The consumer electronics business has become much more of a well oiled machine today with low-cost, low-margin, feature-laden HDTVs driving the market. Costco, Wal-Mart and Best Buy are selling paper-thin, large format HDTVs by the hundreds a day. Vizio came out of nowhere to become a multi-billion dollar company in five short years. The adult industry hasn't advanced past massively profitable DVD-Video sales just like the music business never embraced anything other than Compact Disc sales. Consumers are rejecting the value proposition because of new technology in the adult business just like they did with music and Napster. A $10 per month Netflix account gets you a host of movies into your home plus streaming, but one short porn DVD sells at Larry Flint's Hustler retail store on Sunset Boulevard for $40 per title. HD video hasn't been kind to the adult industry. I've seen the girls on flights to Vegas and at the AVN Show, which is on the way from the specialty audio displays at The Venetian to The Wynn Hotel across the street. I hate to ruin anyone's fantasy here but - to be polite - these girls look a little rough in person. DVD-Video's 480i resolution or your computer's less-than-DVD resolution suits the content best whereas beaming 1080p is better for today's movies. Either way, porn isn't worth $40 per disc anymore. Additionally, people are shooting amateur porn on sub-$1,000 D-SLR cameras and uploading them to sites for a "thrill." Who knows if they will be the next Paris Hilton, but it's obvious that amateur porn is eating away at the adult industry's overall sales and ultimately its profit margins.

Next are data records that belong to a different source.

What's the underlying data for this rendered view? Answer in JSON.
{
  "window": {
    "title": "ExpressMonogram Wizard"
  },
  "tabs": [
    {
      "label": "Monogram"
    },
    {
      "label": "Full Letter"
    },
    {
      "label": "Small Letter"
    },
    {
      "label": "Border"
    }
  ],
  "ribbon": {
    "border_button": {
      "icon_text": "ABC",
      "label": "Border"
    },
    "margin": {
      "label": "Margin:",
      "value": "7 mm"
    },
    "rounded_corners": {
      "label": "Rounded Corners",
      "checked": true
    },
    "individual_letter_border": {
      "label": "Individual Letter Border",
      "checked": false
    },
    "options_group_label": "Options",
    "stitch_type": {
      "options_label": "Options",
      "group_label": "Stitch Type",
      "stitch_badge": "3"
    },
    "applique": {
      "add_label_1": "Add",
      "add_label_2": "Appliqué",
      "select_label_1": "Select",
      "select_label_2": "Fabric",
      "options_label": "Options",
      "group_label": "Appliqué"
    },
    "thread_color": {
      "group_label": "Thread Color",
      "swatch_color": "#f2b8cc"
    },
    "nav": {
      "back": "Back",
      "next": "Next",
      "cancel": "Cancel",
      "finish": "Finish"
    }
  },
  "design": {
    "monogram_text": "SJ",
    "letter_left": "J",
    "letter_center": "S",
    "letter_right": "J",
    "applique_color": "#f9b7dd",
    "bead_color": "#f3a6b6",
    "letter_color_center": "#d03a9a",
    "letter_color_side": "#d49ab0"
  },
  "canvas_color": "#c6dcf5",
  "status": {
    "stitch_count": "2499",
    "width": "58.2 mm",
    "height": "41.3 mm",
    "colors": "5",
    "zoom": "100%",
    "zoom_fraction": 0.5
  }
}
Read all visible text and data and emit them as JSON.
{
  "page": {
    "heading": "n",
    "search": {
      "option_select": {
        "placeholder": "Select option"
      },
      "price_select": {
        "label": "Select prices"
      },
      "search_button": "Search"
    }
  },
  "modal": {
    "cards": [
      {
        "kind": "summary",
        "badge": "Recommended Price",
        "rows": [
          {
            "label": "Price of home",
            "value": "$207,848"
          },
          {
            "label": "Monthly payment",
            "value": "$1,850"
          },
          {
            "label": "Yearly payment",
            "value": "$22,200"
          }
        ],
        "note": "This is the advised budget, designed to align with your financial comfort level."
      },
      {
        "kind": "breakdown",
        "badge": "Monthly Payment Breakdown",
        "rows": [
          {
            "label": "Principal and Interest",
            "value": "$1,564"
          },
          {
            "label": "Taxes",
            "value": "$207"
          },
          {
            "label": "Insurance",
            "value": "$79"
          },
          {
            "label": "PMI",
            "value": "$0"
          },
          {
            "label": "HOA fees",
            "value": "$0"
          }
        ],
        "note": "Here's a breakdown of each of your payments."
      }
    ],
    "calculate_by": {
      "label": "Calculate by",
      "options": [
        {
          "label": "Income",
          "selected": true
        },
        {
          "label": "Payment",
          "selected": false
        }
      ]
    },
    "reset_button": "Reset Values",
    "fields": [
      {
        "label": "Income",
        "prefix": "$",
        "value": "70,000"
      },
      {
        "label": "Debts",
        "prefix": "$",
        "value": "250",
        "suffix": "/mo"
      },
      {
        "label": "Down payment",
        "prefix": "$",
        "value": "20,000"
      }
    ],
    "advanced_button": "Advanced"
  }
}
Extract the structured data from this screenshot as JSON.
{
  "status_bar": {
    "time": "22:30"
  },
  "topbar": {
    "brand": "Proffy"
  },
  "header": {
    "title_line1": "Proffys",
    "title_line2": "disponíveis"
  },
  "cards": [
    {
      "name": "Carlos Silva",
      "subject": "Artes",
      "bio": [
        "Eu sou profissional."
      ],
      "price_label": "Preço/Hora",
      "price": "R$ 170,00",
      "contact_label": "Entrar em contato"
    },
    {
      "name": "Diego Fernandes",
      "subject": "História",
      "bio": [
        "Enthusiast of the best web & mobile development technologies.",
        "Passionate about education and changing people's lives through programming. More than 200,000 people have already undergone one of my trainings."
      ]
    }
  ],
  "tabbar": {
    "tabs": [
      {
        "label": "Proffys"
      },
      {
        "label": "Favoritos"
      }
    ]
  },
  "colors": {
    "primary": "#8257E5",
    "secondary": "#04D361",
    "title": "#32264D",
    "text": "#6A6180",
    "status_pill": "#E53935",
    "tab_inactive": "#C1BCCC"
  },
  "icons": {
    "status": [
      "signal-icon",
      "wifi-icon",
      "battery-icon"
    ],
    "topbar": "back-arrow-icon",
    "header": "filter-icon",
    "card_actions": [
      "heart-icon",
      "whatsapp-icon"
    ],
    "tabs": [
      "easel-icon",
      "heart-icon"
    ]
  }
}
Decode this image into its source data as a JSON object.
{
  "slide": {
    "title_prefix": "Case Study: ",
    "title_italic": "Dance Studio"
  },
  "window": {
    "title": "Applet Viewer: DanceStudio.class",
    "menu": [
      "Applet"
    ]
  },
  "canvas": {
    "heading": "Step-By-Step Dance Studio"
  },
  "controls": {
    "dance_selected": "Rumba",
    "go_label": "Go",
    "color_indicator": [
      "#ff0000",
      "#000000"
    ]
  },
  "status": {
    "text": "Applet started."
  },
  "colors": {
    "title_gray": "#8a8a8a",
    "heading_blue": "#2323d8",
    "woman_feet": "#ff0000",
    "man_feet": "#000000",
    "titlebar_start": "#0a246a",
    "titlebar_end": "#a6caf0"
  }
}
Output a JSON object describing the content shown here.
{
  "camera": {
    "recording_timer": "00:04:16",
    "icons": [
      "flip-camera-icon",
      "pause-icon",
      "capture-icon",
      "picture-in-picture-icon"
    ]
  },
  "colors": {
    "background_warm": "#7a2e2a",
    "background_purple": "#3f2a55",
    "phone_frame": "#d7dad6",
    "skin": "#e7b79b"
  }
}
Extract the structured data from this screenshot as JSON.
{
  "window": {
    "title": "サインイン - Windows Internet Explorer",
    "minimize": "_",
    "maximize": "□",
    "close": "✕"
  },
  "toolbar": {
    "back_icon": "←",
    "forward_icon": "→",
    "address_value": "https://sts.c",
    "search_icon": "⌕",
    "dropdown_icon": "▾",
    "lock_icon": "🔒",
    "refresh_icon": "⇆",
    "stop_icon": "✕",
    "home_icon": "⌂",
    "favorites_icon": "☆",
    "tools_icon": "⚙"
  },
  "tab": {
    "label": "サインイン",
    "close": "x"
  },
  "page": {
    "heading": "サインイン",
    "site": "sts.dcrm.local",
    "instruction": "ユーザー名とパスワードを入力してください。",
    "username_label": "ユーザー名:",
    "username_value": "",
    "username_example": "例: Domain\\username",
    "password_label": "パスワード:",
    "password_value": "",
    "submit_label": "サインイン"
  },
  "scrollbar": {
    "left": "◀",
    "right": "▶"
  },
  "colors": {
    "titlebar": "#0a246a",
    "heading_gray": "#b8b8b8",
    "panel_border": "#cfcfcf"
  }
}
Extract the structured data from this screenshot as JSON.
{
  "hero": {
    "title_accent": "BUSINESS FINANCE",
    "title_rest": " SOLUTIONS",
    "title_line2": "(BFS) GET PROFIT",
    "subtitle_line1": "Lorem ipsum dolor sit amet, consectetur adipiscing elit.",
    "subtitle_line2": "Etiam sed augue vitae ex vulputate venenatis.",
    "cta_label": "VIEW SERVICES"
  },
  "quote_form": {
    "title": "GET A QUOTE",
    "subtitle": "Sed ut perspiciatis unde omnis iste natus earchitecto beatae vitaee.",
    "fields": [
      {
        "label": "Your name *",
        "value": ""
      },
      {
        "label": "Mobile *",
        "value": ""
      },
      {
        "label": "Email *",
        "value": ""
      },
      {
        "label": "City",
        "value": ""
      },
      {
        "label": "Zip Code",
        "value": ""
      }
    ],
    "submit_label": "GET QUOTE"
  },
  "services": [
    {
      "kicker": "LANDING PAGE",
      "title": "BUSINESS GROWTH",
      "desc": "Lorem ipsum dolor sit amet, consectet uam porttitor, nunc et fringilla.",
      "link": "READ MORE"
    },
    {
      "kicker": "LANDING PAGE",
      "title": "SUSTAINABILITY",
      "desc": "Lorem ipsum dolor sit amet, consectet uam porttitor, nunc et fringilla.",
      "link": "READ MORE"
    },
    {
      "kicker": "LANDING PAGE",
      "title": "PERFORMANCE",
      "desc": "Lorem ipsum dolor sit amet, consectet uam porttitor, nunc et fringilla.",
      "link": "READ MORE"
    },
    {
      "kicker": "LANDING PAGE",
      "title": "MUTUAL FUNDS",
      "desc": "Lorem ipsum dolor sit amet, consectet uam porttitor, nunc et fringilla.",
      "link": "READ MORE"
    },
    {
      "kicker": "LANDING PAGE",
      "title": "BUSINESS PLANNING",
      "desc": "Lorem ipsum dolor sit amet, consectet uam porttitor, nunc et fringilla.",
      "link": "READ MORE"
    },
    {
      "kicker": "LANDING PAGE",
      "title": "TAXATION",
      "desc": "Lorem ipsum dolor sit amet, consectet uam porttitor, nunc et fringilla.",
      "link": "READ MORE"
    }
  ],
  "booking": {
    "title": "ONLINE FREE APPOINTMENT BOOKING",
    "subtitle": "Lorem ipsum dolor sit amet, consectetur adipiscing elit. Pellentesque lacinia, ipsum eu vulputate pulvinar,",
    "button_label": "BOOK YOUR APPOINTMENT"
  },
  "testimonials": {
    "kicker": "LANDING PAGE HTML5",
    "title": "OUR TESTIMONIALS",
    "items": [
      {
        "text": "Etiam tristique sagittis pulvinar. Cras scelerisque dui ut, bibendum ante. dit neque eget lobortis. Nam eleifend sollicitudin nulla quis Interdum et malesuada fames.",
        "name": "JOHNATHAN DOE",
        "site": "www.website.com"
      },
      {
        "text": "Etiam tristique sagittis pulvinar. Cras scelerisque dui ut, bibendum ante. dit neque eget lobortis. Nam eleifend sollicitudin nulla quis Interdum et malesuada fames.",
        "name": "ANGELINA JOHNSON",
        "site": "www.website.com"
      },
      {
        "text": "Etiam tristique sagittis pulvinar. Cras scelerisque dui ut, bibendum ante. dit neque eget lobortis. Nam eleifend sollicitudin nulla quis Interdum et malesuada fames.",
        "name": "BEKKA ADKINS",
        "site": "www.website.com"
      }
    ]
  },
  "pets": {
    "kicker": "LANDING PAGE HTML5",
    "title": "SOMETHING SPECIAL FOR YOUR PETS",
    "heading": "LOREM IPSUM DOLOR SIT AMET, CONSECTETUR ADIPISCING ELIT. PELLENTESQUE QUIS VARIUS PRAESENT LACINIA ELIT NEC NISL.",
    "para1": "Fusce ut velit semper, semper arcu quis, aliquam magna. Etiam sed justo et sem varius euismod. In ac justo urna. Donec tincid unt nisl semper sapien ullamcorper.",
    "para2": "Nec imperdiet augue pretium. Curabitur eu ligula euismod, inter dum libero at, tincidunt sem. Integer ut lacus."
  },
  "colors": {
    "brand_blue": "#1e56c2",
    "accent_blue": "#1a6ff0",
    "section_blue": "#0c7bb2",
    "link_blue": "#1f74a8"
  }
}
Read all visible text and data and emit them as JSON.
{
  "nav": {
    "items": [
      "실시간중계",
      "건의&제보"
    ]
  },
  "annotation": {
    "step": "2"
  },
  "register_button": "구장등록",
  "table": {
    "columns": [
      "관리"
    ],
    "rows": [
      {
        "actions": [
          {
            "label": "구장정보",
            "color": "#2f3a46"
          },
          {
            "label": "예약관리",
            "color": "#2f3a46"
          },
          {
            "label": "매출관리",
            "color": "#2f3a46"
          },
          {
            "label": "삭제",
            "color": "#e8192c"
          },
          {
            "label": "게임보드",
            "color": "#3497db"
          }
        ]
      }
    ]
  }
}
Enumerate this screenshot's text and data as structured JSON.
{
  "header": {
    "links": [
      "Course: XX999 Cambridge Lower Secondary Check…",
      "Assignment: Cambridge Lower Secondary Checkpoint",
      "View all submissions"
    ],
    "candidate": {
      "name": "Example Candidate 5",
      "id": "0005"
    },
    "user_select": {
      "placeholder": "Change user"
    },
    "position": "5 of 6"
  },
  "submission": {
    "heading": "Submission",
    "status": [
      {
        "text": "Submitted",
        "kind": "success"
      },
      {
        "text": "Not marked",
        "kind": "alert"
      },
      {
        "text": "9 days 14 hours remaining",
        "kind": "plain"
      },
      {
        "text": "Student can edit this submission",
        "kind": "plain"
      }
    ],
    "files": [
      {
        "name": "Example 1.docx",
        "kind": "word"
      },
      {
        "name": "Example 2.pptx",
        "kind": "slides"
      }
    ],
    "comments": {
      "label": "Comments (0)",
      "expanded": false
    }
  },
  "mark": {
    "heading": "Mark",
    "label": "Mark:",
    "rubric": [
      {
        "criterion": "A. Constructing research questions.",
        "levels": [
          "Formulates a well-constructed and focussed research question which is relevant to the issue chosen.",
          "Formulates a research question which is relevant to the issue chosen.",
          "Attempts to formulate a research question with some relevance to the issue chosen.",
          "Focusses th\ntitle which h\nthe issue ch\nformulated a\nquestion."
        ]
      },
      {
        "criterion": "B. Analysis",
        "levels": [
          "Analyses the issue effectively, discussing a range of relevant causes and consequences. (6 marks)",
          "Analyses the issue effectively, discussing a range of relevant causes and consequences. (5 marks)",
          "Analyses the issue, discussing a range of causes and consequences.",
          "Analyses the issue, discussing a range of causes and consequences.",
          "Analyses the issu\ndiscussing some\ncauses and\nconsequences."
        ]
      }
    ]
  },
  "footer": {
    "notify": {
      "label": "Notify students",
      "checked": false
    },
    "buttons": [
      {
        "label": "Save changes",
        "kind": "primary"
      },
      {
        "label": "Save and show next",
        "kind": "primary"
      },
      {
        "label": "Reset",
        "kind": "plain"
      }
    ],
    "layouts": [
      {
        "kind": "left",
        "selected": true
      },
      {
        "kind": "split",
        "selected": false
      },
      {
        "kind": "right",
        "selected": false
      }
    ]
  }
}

To date, the adult industry has lost a lot of its luster. It's a seedy business, albeit reportedly still a $14,000,000,000 industry. Stories about HIV-infected performers rain on the fantasy world about once per year. The adult industry has failed to adapt its pricing in many meaningful ways to keep up with the way that the consumer electronics business is going. Creative sites like SugarDVD.com are working to become the Netflix of porn with $10 per month rental services, downloads of well known titles and DVD-Video sales from $3 to $19 depending on the title. It's not the margins that the adult industry is used to but you can't force the consumer's hand. We learned that lesson with Napster in the music business and they never recovered.
Going forward, content featuring naked people doing adult things will still compel consumers to drive towards the illusive goal of AV convergence. Adult content can help shape the booming CE application market found on today's HDTVs, Blu-ray players and video game consoles. But where the adult industry has lost most of its power is that it no longer moves the needle as a business that can singlehandedly make or break an AV format. Like an aging starlet - its day has come and gone.